It's not impossible that we really will see some serious results in the near enough future, but I'm seeing an awful lot of backsliding from our governments, which seems to set in pretty much as soon as the pressure is anything less than intense. It's also not impossible that more radical leftist/anarchist type ideals will win out in the way that some people seem to envisage happening, especially if capitalism goes on eating itself the way it has been this last couple of years.

I'm not seeing any strong reason to be particularly optimistic about either outcome coming to pass, but since the only other obvious alternatives involve temperatures hiking several degrees in the space of a few decades or so, and millions upon millions of environmental refugees, I'm also not inclined to dismiss either possibility. And whichever way you look at it, we need pretty serious reforms to the way things are run, which means piling some serious pressure on the people who are supposed to be running them. Above all, we need very greatly reduced consumption, and I worry about ideological disagreements getting in the way of pushing through such a capitalistically unpalatable proposition.
0olong: Jesus0olong on December 1st, 2010 10:38 pm (UTC)
Hey, another point occurs to me, reading some of the discussion of people's experiences of recent occupations and things - the Jazz Hands Bollocks is how the whole thing is organised. It absolutely serves a practical purpose; the question is not just 'do I like consensus decision-making' - it's 'do I prefer consensus decision-making to alternative ways of organising political actions'. Would you like Climate Camp better if it was run on hierarchical lines by Trotskyites, for instance?
FilthyMacNastymomentsmusicaux on December 2nd, 2010 08:41 am (UTC)
Yes, quite. And I don't like consensus decision making in this sort of thing. At climate camp they were all about 'how shall we decide how to protest', and I'm all like 'how the fuck should I know?'

I'm unconvinced by pure consensus decision making in most situations -- the car crash around the Forest web site being a fine example, in that people who didn't know what the fuck they were talking about took the day.
0olong0olong on December 2nd, 2010 10:41 am (UTC)
That certainly is a danger, yes.

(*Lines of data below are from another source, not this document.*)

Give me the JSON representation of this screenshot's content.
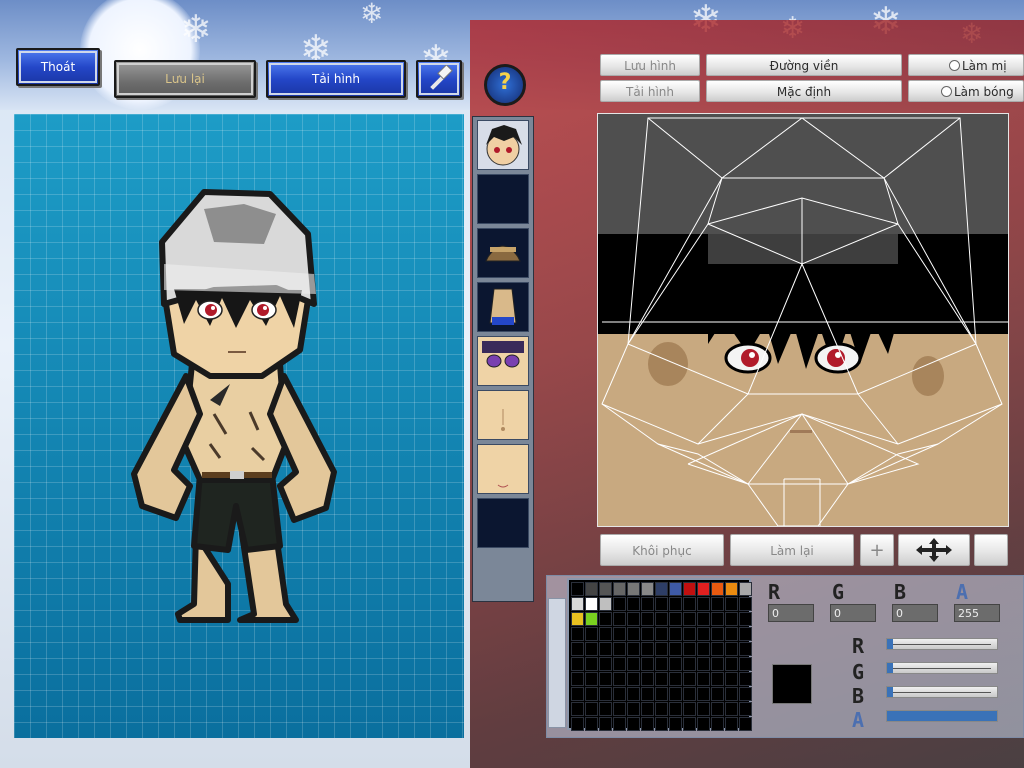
{
  "toolbar": {
    "exit_label": "Thoát",
    "save_label": "Lưu lại",
    "reload_label": "Tải hình",
    "hammer_icon": "hammer-icon",
    "help_label": "?"
  },
  "texture_toolbar": {
    "save_image_label": "Lưu hình",
    "load_image_label": "Tải hình",
    "border_label": "Đường viền",
    "default_label": "Mặc định",
    "blur_label": "Làm mị",
    "shade_label": "Làm bóng"
  },
  "texture_actions": {
    "restore_label": "Khôi phục",
    "redo_label": "Làm lại",
    "plus_label": "+",
    "move_icon": "move-arrows-icon"
  },
  "parts": [
    {
      "name": "face",
      "filled": true
    },
    {
      "name": "empty-1",
      "filled": false
    },
    {
      "name": "hat",
      "filled": true
    },
    {
      "name": "body",
      "filled": true
    },
    {
      "name": "eyes",
      "filled": true
    },
    {
      "name": "torso",
      "filled": true
    },
    {
      "name": "head-skin",
      "filled": true
    },
    {
      "name": "empty-2",
      "filled": false
    }
  ],
  "color": {
    "r_label": "R",
    "g_label": "G",
    "b_label": "B",
    "a_label": "A",
    "r": "0",
    "g": "0",
    "b": "0",
    "a": "255",
    "selected_hex": "#000000",
    "slider_levels": {
      "r": 0.0,
      "g": 0.0,
      "b": 0.0,
      "a": 1.0
    },
    "palette": [
      "#000000",
      "#444444",
      "#555555",
      "#666666",
      "#777777",
      "#888888",
      "#2e3e66",
      "#3e5aa6",
      "#c01010",
      "#e02020",
      "#e85a10",
      "#e88a10",
      "#a8a8a8",
      "#d8d8d8",
      "#ffffff",
      "#bfbfbf",
      "#000000",
      "#000000",
      "#000000",
      "#000000",
      "#000000",
      "#000000",
      "#000000",
      "#000000",
      "#000000",
      "#000000",
      "#e8c020",
      "#7ad020",
      "#000000"
    ]
  }
}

The fact that so much of everything is organised on the fly at Climate Camp makes it much easier for people to go off on small actions, and to do things the police haven't meticulously planned for in advance. This may or may not be an advantage, depending on your perspective, but my suspicion is that it would never have got as much of a media spotlight as it did if not for those things. There is something to be said for relatively spontaneous direct action, given the apparent impotence of large-scale organised demonstrations of dissent, and for all the tedious faffing consensus decision-making can lead to, it's hard to see a hierarchical approach pulling it off this stuff.